Copy out the lines of the material that include the string "Scanner".

■ Data records ■
== Segment start ==
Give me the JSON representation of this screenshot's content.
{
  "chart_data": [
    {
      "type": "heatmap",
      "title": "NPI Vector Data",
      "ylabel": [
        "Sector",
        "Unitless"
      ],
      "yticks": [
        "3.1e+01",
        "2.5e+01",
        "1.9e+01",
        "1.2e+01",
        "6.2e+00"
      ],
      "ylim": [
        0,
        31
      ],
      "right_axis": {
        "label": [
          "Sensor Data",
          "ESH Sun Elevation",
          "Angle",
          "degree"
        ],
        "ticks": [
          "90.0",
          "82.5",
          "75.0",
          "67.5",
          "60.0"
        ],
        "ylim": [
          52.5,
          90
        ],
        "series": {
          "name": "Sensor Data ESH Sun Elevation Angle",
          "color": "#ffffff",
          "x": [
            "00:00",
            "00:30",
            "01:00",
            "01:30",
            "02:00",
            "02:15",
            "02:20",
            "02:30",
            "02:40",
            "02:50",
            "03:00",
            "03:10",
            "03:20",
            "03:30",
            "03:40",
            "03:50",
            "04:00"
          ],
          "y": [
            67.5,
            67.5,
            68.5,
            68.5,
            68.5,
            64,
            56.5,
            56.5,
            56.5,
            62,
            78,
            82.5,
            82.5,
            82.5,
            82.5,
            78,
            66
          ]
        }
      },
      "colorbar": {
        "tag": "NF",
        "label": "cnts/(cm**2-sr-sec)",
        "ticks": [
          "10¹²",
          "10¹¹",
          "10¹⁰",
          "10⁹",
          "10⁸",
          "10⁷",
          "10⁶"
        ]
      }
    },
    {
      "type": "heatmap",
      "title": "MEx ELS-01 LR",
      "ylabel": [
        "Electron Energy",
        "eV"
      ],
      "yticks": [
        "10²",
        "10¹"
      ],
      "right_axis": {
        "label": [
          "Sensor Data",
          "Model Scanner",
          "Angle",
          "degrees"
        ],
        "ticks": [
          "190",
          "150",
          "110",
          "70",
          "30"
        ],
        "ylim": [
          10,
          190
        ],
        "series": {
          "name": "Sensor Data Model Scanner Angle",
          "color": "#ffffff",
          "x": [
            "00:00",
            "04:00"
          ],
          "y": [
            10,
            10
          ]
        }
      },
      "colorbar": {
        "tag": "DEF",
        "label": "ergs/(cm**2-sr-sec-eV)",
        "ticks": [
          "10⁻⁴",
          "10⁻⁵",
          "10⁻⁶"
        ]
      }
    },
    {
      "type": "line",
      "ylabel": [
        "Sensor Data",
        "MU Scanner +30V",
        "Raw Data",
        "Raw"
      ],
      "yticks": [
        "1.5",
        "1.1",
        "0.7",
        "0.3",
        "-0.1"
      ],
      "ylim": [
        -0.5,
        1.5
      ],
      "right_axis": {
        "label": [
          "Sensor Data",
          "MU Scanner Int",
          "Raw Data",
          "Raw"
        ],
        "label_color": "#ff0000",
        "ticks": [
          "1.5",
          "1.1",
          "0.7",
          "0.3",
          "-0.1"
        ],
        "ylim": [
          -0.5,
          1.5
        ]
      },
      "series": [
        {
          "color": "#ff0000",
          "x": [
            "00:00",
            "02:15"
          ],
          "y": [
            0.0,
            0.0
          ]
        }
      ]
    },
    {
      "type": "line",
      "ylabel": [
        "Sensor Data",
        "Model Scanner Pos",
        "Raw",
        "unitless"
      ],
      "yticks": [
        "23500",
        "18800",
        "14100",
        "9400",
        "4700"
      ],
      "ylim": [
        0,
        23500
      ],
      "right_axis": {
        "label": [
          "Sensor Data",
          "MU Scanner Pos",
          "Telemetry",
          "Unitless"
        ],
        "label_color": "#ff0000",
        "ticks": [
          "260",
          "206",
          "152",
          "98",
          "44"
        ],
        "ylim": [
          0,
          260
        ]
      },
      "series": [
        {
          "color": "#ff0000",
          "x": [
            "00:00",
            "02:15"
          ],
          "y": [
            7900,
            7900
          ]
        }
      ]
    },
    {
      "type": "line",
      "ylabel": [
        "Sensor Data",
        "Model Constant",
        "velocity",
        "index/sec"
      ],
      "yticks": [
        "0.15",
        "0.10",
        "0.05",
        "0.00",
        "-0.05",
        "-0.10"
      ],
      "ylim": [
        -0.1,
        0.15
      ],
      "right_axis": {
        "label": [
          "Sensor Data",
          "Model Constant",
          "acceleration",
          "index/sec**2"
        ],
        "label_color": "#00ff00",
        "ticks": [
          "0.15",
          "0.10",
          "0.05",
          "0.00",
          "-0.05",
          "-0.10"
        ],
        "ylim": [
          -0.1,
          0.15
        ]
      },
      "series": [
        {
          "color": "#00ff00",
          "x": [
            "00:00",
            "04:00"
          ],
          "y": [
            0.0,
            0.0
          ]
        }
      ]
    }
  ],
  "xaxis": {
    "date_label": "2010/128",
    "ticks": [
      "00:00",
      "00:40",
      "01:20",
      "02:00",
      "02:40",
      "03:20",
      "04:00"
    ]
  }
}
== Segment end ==
■ Result for this exercise ■
          "Model Scanner",
          "name": "Sensor Data Model Scanner Angle",
        "MU Scanner +30V",
          "MU Scanner Int",
        "Model Scanner Pos",
          "MU Scanner Pos",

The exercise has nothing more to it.